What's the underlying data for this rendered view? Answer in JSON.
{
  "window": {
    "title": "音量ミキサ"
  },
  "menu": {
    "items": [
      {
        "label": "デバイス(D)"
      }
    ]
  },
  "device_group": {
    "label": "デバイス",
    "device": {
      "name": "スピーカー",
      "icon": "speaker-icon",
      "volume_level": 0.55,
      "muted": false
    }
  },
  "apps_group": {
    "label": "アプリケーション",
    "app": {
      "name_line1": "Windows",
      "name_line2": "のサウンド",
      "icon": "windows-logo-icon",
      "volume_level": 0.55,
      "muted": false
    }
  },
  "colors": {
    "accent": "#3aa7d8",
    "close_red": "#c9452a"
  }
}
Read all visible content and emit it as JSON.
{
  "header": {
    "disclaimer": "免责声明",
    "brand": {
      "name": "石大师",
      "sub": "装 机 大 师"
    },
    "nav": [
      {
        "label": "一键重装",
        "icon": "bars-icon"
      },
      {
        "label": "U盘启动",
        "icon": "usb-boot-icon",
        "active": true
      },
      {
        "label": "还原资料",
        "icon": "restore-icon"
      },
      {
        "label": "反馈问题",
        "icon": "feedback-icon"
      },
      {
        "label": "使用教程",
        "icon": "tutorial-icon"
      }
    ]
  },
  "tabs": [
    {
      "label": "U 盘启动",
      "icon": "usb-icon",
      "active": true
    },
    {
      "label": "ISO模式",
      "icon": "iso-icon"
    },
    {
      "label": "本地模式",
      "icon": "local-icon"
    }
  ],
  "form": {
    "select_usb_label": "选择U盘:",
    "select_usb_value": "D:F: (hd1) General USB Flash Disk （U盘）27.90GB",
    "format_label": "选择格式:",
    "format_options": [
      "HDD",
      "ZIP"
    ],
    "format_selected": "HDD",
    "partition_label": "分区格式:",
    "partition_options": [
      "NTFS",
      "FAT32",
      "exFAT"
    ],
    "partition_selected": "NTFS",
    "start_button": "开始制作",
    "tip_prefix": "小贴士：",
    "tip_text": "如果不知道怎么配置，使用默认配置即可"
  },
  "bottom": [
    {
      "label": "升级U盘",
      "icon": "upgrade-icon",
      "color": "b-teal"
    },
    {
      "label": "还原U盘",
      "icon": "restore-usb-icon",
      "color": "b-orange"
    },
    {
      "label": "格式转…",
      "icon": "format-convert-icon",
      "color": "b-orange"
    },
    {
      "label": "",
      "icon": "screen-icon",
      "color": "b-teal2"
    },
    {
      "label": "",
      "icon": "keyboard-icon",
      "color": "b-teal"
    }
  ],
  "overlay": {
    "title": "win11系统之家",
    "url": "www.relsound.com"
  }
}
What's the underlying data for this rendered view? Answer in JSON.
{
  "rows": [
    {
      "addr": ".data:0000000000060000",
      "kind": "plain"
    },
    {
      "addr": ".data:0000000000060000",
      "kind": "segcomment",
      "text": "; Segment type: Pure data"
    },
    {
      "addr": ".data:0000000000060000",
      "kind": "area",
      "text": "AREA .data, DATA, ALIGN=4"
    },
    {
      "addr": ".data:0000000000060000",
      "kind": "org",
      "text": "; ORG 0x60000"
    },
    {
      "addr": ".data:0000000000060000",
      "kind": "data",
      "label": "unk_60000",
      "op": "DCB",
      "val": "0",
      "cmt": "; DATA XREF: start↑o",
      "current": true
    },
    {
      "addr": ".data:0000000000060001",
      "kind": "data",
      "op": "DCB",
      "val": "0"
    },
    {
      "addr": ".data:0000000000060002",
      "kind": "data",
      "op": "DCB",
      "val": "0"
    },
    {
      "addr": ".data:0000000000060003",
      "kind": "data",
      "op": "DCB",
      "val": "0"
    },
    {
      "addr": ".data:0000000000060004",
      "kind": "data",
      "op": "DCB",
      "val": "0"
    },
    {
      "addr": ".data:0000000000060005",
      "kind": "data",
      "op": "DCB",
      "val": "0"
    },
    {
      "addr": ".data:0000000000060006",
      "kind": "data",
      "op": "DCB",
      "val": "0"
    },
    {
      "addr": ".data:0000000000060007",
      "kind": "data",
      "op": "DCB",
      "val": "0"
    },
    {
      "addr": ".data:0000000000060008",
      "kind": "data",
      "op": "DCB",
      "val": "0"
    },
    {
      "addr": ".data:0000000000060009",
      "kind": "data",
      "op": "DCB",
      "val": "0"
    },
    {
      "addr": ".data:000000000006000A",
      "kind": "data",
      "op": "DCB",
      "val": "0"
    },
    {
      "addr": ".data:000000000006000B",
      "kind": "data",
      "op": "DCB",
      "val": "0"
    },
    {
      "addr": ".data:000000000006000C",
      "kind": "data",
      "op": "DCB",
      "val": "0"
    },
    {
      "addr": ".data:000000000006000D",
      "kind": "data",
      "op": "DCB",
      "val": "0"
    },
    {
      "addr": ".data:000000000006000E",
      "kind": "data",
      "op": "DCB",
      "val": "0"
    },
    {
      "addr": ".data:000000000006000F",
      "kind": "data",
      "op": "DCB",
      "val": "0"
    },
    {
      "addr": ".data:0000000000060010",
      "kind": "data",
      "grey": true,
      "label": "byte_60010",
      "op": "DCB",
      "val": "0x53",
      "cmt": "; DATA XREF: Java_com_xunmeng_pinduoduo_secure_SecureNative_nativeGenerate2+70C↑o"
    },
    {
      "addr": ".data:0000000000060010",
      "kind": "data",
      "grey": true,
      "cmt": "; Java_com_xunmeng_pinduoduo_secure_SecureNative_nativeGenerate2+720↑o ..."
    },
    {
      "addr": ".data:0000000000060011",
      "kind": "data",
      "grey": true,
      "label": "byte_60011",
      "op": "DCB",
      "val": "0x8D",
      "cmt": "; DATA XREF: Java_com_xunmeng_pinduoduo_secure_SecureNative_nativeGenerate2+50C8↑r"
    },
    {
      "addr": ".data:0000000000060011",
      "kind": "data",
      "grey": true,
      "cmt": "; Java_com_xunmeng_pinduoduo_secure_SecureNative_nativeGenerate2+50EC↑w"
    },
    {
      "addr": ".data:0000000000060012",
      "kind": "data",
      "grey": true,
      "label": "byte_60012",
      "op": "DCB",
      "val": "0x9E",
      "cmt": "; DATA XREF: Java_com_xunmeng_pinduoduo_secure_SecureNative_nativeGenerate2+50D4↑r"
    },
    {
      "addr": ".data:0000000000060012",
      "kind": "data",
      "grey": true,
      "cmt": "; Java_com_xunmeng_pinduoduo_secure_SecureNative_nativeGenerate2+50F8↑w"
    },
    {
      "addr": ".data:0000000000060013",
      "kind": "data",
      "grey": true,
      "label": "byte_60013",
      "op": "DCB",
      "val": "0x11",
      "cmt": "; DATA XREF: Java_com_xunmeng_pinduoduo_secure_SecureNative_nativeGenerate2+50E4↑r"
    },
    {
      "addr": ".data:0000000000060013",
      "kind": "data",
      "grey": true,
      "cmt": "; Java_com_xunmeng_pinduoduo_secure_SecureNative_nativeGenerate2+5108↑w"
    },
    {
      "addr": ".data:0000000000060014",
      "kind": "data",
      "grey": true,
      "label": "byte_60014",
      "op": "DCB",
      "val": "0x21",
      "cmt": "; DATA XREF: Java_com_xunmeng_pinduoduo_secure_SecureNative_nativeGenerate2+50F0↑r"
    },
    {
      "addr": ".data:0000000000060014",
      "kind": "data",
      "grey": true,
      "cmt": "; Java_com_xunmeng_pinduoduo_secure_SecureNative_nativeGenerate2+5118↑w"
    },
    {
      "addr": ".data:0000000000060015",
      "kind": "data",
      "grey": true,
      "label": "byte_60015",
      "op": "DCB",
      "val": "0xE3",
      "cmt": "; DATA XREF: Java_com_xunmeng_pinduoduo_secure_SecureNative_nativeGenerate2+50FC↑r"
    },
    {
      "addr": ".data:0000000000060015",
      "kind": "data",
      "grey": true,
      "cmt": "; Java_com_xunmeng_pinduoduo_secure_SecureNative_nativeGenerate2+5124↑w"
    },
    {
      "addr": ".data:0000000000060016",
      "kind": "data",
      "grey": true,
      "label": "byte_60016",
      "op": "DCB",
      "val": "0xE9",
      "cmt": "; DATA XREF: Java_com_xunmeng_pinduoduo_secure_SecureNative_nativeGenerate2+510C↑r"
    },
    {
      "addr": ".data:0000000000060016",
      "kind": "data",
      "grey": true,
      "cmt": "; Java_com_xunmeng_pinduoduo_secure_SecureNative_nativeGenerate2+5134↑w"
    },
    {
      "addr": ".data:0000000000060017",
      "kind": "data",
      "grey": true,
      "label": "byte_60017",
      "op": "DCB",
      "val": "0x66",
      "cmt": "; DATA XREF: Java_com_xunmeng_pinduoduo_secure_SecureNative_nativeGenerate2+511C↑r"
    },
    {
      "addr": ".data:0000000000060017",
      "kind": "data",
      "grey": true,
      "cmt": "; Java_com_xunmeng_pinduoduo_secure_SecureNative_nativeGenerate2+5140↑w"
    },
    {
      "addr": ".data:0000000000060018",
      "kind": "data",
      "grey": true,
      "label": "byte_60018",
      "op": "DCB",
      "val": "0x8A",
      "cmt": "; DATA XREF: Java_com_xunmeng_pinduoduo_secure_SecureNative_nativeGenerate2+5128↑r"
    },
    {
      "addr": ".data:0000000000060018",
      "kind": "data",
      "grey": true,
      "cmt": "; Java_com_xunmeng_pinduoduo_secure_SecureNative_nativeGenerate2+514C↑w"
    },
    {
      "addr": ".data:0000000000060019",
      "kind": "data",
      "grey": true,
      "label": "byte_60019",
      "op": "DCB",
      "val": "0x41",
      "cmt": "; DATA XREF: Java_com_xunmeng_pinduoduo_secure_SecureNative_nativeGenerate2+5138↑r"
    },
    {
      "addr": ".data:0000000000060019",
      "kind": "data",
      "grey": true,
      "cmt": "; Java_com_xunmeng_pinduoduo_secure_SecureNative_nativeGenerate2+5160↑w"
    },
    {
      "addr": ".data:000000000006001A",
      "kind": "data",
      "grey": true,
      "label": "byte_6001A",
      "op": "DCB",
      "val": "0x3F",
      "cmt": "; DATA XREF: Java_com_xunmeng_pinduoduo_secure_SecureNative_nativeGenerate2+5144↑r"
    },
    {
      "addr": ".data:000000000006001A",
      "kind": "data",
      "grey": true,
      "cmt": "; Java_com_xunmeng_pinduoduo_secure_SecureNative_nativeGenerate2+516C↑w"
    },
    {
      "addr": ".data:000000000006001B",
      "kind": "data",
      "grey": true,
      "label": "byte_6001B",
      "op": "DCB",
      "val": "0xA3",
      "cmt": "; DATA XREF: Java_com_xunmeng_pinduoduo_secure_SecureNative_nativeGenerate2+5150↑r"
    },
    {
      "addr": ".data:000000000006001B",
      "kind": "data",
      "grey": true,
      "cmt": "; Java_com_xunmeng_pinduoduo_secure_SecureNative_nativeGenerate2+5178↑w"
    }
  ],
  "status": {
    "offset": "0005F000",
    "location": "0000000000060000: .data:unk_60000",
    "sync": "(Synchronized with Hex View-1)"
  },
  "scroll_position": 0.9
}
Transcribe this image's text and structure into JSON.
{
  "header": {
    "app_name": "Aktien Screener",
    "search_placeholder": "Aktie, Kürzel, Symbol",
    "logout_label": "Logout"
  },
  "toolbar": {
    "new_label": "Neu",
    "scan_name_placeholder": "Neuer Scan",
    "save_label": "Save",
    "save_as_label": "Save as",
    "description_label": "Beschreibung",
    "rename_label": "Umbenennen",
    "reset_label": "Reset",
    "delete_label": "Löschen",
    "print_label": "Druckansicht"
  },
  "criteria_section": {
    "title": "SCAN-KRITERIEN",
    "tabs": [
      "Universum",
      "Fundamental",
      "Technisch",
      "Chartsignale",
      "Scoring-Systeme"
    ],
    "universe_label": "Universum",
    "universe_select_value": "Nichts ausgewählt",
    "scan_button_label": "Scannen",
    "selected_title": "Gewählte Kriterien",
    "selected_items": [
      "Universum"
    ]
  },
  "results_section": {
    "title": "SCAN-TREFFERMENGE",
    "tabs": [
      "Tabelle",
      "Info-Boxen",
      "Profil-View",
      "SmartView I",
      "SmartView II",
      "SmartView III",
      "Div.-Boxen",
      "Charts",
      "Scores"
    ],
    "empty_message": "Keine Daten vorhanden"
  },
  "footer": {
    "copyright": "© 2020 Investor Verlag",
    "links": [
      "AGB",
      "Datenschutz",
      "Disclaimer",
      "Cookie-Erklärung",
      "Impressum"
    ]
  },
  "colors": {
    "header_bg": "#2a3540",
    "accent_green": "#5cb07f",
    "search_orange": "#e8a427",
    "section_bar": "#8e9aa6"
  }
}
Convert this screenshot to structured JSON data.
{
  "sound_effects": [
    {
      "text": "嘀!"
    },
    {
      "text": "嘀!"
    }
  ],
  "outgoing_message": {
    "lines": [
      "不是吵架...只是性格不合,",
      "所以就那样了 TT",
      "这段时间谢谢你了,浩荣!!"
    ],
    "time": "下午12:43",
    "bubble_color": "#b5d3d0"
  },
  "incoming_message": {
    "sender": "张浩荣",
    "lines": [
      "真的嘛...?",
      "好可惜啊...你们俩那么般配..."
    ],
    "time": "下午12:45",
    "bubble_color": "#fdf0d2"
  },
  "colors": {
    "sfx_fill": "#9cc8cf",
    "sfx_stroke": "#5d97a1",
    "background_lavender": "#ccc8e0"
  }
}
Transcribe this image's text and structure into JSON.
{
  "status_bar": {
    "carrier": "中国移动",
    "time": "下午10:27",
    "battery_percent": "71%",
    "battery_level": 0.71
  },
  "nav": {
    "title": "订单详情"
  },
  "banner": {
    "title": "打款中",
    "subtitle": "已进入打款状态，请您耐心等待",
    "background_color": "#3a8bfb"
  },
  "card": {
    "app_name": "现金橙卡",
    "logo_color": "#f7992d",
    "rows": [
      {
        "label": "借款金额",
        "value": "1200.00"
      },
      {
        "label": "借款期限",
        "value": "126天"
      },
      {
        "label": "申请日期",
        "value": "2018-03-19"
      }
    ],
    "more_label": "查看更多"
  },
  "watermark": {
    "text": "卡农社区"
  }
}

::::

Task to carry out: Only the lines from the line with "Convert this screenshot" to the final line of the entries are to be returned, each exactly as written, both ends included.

Task output:
Convert this screenshot to structured JSON data.
{
  "sound_effects": [
    {
      "text": "嘀!"
    },
    {
      "text": "嘀!"
    }
  ],
  "outgoing_message": {
    "lines": [
      "不是吵架...只是性格不合,",
      "所以就那样了 TT",
      "这段时间谢谢你了,浩荣!!"
    ],
    "time": "下午12:43",
    "bubble_color": "#b5d3d0"
  },
  "incoming_message": {
    "sender": "张浩荣",
    "lines": [
      "真的嘛...?",
      "好可惜啊...你们俩那么般配..."
    ],
    "time": "下午12:45",
    "bubble_color": "#fdf0d2"
  },
  "colors": {
    "sfx_fill": "#9cc8cf",
    "sfx_stroke": "#5d97a1",
    "background_lavender": "#ccc8e0"
  }
}
Transcribe this image's text and structure into JSON.
{
  "status_bar": {
    "carrier": "中国移动",
    "time": "下午10:27",
    "battery_percent": "71%",
    "battery_level": 0.71
  },
  "nav": {
    "title": "订单详情"
  },
  "banner": {
    "title": "打款中",
    "subtitle": "已进入打款状态，请您耐心等待",
    "background_color": "#3a8bfb"
  },
  "card": {
    "app_name": "现金橙卡",
    "logo_color": "#f7992d",
    "rows": [
      {
        "label": "借款金额",
        "value": "1200.00"
      },
      {
        "label": "借款期限",
        "value": "126天"
      },
      {
        "label": "申请日期",
        "value": "2018-03-19"
      }
    ],
    "more_label": "查看更多"
  },
  "watermark": {
    "text": "卡农社区"
  }
}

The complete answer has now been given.